§ **What you need to do**
Return all lines of the records that contain the word "Bibliography".

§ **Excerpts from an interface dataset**
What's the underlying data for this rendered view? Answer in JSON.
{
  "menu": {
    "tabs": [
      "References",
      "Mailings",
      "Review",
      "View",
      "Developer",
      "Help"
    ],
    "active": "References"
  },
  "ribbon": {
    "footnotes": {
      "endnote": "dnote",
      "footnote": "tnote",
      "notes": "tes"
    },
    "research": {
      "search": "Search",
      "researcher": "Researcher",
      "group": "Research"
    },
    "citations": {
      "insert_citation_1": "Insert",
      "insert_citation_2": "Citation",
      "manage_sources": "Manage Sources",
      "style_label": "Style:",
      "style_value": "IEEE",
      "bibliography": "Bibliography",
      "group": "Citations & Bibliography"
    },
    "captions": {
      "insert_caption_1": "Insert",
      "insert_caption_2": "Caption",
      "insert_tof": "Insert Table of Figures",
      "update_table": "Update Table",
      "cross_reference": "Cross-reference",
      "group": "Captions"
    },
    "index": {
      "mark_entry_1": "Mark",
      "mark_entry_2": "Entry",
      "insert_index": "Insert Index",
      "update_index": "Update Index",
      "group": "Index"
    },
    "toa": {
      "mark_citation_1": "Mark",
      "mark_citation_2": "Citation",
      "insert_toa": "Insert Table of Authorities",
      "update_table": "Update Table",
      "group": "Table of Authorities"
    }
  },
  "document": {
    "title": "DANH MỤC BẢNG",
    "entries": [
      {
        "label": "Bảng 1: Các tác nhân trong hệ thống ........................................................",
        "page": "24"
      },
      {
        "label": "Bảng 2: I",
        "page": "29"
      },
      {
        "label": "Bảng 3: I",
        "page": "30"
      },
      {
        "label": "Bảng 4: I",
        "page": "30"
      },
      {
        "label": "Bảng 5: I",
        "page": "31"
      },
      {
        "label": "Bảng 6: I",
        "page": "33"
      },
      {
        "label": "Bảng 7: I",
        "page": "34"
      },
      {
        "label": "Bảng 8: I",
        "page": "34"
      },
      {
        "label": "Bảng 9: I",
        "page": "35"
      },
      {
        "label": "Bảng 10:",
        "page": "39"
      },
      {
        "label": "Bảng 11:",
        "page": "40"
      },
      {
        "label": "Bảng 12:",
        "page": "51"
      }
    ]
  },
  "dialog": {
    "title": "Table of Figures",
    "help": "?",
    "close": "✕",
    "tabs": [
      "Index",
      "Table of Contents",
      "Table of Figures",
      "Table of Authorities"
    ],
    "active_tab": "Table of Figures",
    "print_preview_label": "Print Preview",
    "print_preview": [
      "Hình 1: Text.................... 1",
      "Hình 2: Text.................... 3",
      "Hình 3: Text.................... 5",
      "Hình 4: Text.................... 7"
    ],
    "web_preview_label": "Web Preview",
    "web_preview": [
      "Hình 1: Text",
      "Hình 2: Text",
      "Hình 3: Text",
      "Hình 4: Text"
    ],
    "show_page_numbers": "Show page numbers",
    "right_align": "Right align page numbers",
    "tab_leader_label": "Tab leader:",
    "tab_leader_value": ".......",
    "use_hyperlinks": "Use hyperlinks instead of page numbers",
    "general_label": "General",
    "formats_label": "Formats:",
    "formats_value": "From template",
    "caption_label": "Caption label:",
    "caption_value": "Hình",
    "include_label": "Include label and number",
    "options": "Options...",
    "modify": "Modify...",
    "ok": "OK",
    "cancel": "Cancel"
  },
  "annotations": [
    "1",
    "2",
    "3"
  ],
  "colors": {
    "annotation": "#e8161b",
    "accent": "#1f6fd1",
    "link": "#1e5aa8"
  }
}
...
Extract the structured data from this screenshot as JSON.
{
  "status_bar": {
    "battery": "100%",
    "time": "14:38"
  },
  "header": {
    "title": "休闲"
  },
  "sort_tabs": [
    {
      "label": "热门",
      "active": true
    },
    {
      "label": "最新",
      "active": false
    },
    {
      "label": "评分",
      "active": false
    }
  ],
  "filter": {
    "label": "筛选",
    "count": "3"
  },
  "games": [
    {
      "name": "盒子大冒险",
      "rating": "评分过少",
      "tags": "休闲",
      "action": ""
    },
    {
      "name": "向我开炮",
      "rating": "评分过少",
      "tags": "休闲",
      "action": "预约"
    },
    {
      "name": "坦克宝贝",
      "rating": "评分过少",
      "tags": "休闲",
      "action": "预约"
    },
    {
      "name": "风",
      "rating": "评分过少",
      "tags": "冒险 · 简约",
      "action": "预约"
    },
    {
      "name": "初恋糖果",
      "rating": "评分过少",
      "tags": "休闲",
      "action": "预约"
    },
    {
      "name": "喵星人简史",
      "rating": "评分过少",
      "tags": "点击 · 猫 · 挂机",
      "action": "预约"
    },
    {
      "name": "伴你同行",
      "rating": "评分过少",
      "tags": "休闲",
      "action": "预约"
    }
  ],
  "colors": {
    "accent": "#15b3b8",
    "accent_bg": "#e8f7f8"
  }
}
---
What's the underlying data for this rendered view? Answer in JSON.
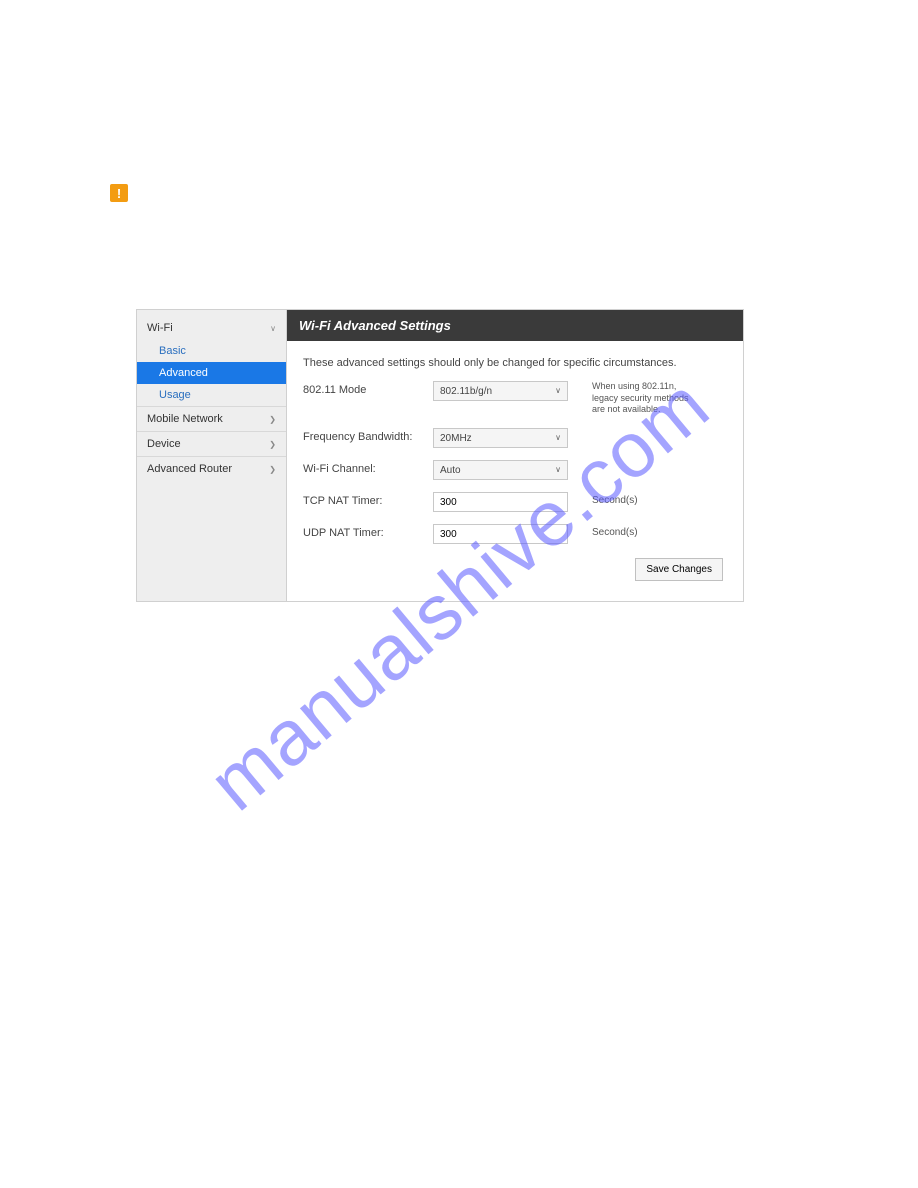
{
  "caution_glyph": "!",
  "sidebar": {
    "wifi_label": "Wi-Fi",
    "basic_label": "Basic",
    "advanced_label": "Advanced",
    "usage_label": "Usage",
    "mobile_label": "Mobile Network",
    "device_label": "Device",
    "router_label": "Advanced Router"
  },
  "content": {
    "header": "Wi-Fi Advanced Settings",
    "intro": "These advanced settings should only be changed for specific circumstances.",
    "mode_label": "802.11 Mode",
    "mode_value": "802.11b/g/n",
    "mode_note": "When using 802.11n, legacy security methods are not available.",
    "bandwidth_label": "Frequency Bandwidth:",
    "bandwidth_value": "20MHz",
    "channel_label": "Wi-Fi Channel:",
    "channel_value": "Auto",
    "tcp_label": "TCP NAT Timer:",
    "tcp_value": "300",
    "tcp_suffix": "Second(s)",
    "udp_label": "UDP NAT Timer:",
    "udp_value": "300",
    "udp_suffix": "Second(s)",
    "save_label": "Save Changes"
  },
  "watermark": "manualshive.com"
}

§ **Exercise result**
      "bibliography": "Bibliography",
      "group": "Citations & Bibliography"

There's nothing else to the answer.